Speaker 1 [00:11:28]: Yes, that is very true, absolutely. And I am a little bit coming back to, when I was saying, that I do see similarities with the methods, that they are using actually in this, as I mentioned earlier, when they are facilitating dialogue in different conflict situation. I am not saying, that Parru is only for conflict situation, but it is exactly, what you just said Minna, that if you do not make the dialogue happen, so that people actually have the feeling, that they can participate, they can have an impact, you lose the case very quickly. And it is difficult to gain the trust of people in having an impact, and there is a meaning in me saying something, and you need to work a lot to gain it back again. So, in that sense, I do see some Parru factors with more heavy tools in facilitating dialogue in different conflict or problematic situations. Thank you Minna. And now, as I said, I have personal experience of having seen Parru at work, and I have been very impressed, and also happy to learn myself new methods, and see how things, actually, a little bit also sometimes magically turn out to wonderful dialogues. And I would now like to offer more detailed information, more practice, practical information, how this is actually done, how could we do this for our audience?

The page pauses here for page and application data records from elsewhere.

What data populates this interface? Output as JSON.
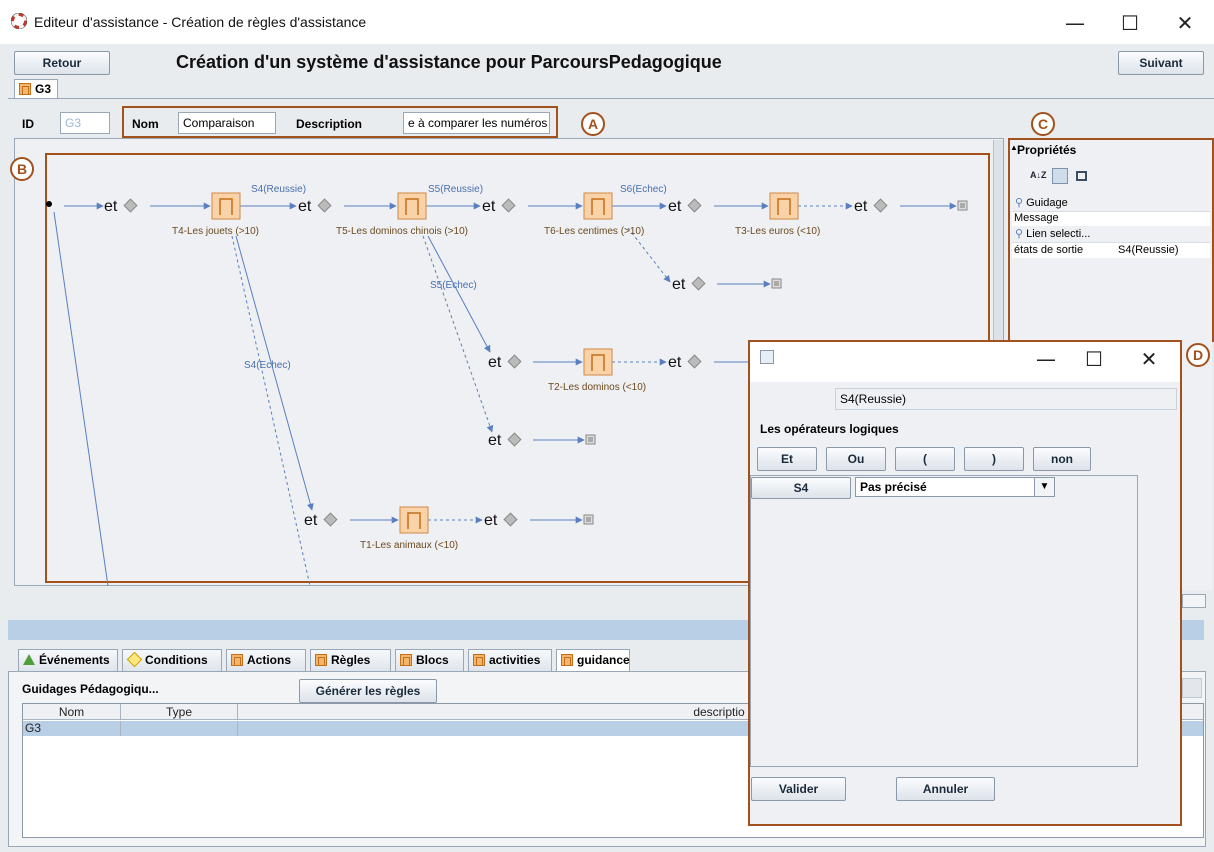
{
  "window": {
    "title": "Editeur d'assistance - Création de règles d'assistance",
    "minimize": "—",
    "maximize": "☐",
    "close": "✕"
  },
  "header": {
    "back_label": "Retour",
    "title": "Création d'un système d'assistance pour ParcoursPedagogique",
    "next_label": "Suivant"
  },
  "doc_tab": {
    "label": "G3"
  },
  "form": {
    "id_label": "ID",
    "id_value": "G3",
    "name_label": "Nom",
    "name_value": "Comparaison",
    "desc_label": "Description",
    "desc_value": "e à comparer les numéros"
  },
  "callouts": {
    "a": "A",
    "b": "B",
    "c": "C",
    "d": "D"
  },
  "graph": {
    "op": "et",
    "blocks": [
      "T4-Les jouets (>10)",
      "T5-Les dominos chinois (>10)",
      "T6-Les centimes (>10)",
      "T3-Les euros (<10)",
      "T2-Les dominos (<10)",
      "T1-Les animaux (<10)"
    ],
    "edges": [
      "S4(Reussie)",
      "S5(Reussie)",
      "S6(Echec)",
      "S5(Echec)",
      "S4(Echec)"
    ]
  },
  "properties": {
    "title": "Propriétés",
    "sort_icon": "A↓Z",
    "section1": "Guidage",
    "row1_key": "Message",
    "row1_value": "",
    "section2": "Lien selecti...",
    "row2_key": "états de sortie",
    "row2_value": "S4(Reussie)"
  },
  "bottom_tabs": [
    {
      "label": "Événements",
      "icon": "triangle-icon"
    },
    {
      "label": "Conditions",
      "icon": "diamond-icon"
    },
    {
      "label": "Actions",
      "icon": "block-icon"
    },
    {
      "label": "Règles",
      "icon": "block-icon"
    },
    {
      "label": "Blocs",
      "icon": "block-icon"
    },
    {
      "label": "activities",
      "icon": "block-icon"
    },
    {
      "label": "guidance",
      "icon": "block-icon"
    }
  ],
  "guidance": {
    "title": "Guidages Pédagogiqu...",
    "generate_label": "Générer les règles",
    "columns": [
      "Nom",
      "Type",
      "descriptio"
    ],
    "rows": [
      [
        "G3",
        "",
        ""
      ]
    ]
  },
  "dialog": {
    "condition": "S4(Reussie)",
    "ops_title": "Les opérateurs logiques",
    "ops": [
      "Et",
      "Ou",
      "(",
      ")",
      "non"
    ],
    "var_label": "S4",
    "select_value": "Pas précisé",
    "validate_label": "Valider",
    "cancel_label": "Annuler"
  },
  "colors": {
    "accent_orange": "#a2511c",
    "block_fill": "#f9d2a8",
    "edge_blue": "#5a7fc0",
    "selection": "#b8cfe5"
  }
}
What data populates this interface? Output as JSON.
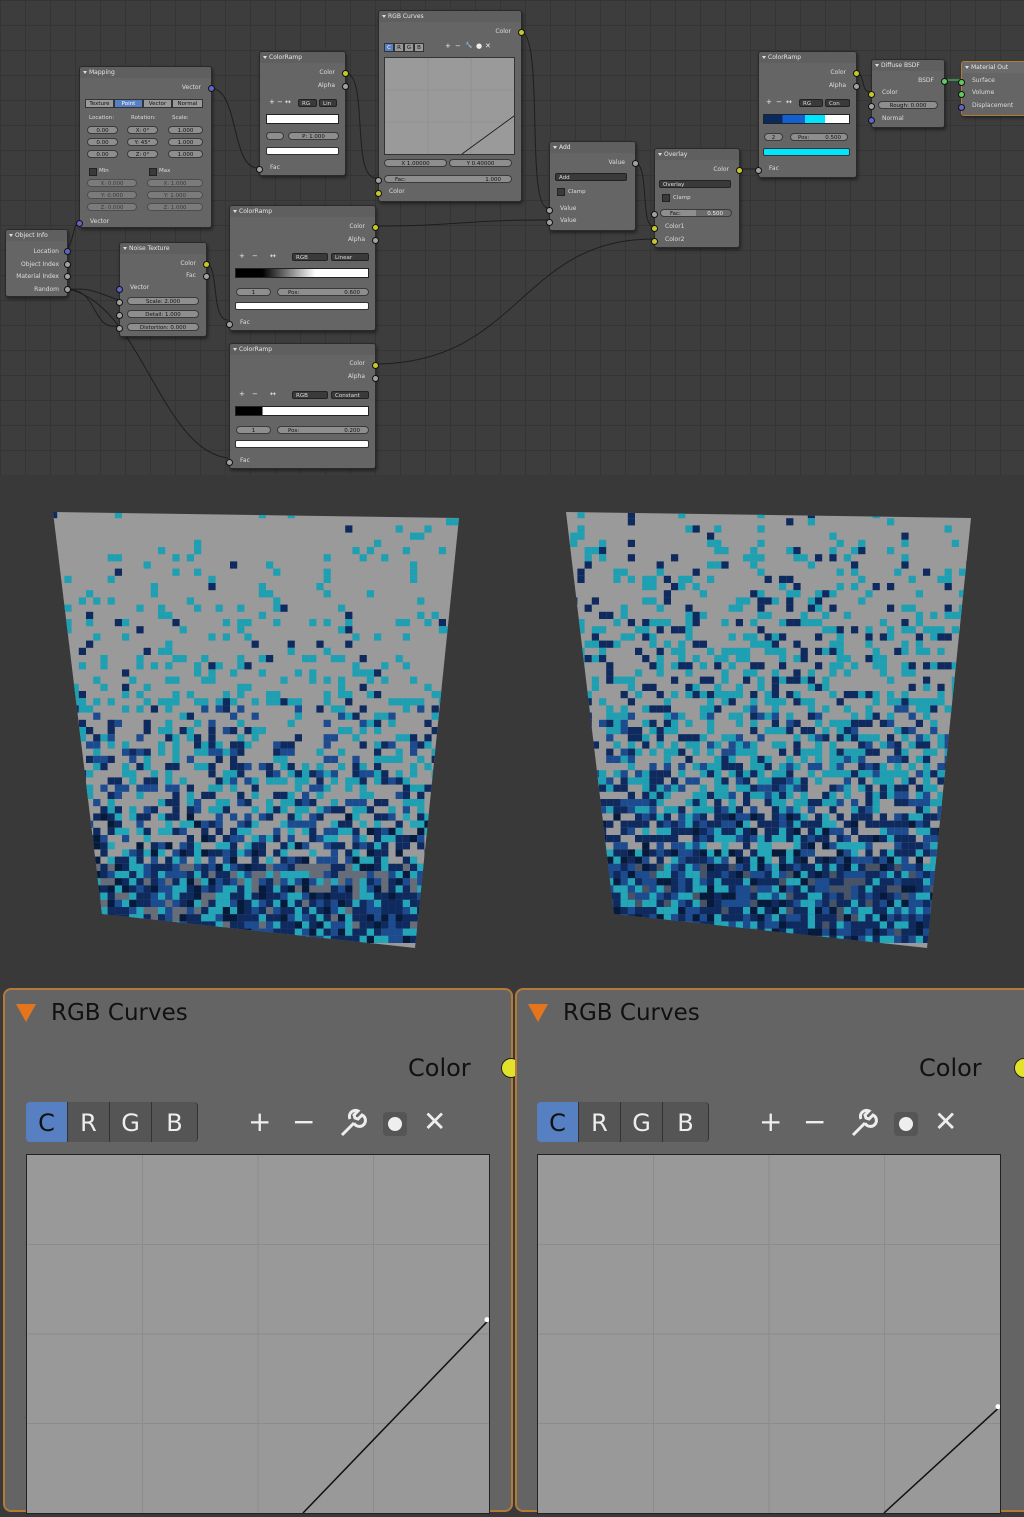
{
  "nodes": {
    "mapping": {
      "title": "Mapping",
      "out_vector": "Vector",
      "tabs": [
        "Texture",
        "Point",
        "Vector",
        "Normal"
      ],
      "active_tab": "Point",
      "col_labels": [
        "Location:",
        "Rotation:",
        "Scale:"
      ],
      "location": [
        "0.00",
        "0.00",
        "0.00"
      ],
      "rotation": [
        "X: 0°",
        "Y: 45°",
        "Z: 0°"
      ],
      "scale": [
        "1.000",
        "1.000",
        "1.000"
      ],
      "min_label": "Min",
      "max_label": "Max",
      "min_values": [
        "X: 0.000",
        "Y: 0.000",
        "Z: 0.000"
      ],
      "max_values": [
        "X: 1.000",
        "Y: 1.000",
        "Z: 1.000"
      ],
      "in_vector": "Vector"
    },
    "object_info": {
      "title": "Object Info",
      "outputs": [
        "Location",
        "Object Index",
        "Material Index",
        "Random"
      ]
    },
    "noise_texture": {
      "title": "Noise Texture",
      "outputs": [
        "Color",
        "Fac"
      ],
      "in_vector": "Vector",
      "scale": "Scale:     2.000",
      "detail": "Detail:    1.000",
      "distortion": "Distortion: 0.000"
    },
    "colorramp_top": {
      "title": "ColorRamp",
      "outputs": [
        "Color",
        "Alpha"
      ],
      "mode": "RG",
      "interp": "Lin",
      "index": "",
      "pos": "P: 1.000",
      "in_fac": "Fac"
    },
    "rgb_curves_small": {
      "title": "RGB Curves",
      "out_color": "Color",
      "channels": [
        "C",
        "R",
        "G",
        "B"
      ],
      "x_value": "X 1.00000",
      "y_value": "Y 0.40000",
      "fac": "Fac:",
      "fac_value": "1.000",
      "in_color": "Color"
    },
    "colorramp_mid": {
      "title": "ColorRamp",
      "outputs": [
        "Color",
        "Alpha"
      ],
      "mode": "RGB",
      "interp": "Linear",
      "index": "1",
      "pos": "Pos:",
      "pos_value": "0.600",
      "in_fac": "Fac"
    },
    "colorramp_low": {
      "title": "ColorRamp",
      "outputs": [
        "Color",
        "Alpha"
      ],
      "mode": "RGB",
      "interp": "Constant",
      "index": "1",
      "pos": "Pos:",
      "pos_value": "0.200",
      "in_fac": "Fac"
    },
    "add": {
      "title": "Add",
      "out_value": "Value",
      "op": "Add",
      "clamp": "Clamp",
      "inputs": [
        "Value",
        "Value"
      ]
    },
    "overlay": {
      "title": "Overlay",
      "out_color": "Color",
      "op": "Overlay",
      "clamp": "Clamp",
      "fac": "Fac:",
      "fac_value": "0.500",
      "inputs": [
        "Color1",
        "Color2"
      ]
    },
    "colorramp_right": {
      "title": "ColorRamp",
      "outputs": [
        "Color",
        "Alpha"
      ],
      "mode": "RG",
      "interp": "Con",
      "index": "2",
      "pos": "Pos:",
      "pos_value": "0.500",
      "in_fac": "Fac",
      "swatch_color": "#00e5ff"
    },
    "diffuse": {
      "title": "Diffuse BSDF",
      "out_bsdf": "BSDF",
      "in_color": "Color",
      "rough": "Rough: 0.000",
      "in_normal": "Normal"
    },
    "material_output": {
      "title": "Material Out",
      "inputs": [
        "Surface",
        "Volume",
        "Displacement"
      ]
    }
  },
  "big_curves": [
    {
      "title": "RGB Curves",
      "out_color": "Color",
      "channels": [
        "C",
        "R",
        "G",
        "B"
      ],
      "active_channel": "C",
      "curve_end_y": 0.4
    },
    {
      "title": "RGB Curves",
      "out_color": "Color",
      "channels": [
        "C",
        "R",
        "G",
        "B"
      ],
      "active_channel": "C",
      "curve_end_y": 0.22
    }
  ],
  "colors": {
    "accent": "#5680c2",
    "header_triangle": "#e5751d",
    "socket_color": "#c7c729",
    "socket_value": "#a1a1a1",
    "socket_vector": "#6363c7",
    "socket_shader": "#63c763",
    "plane_base": "#9a9a9a",
    "teal": "#1f9fb2",
    "navy": "#0f2a5e",
    "deep": "#061a3c"
  },
  "icons": [
    "plus-icon",
    "minus-icon",
    "wrench-icon",
    "circle-icon",
    "x-icon",
    "collapse-triangle-icon"
  ]
}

Speaker 2 [00:13:19]: Well, as we work as a team, for that one I would like to invite in my colleague Anne-Mari Raivio, also a member of Parru team, and she could actually share some more to the details about what is in our toolbox, and maybe some glimpses into how we make the magic happen.
Speaker 1 [00:13:42]: Thank you Minna.
Speaker 2 [00:13:44]: Thank you.
Speaker 1 [00:13:45]: And thank you, everyone, for listening to this first podcast session on Dancing a Change Tango in a Dialogue in Higher Education, and stay tuned for our next session coming out soon.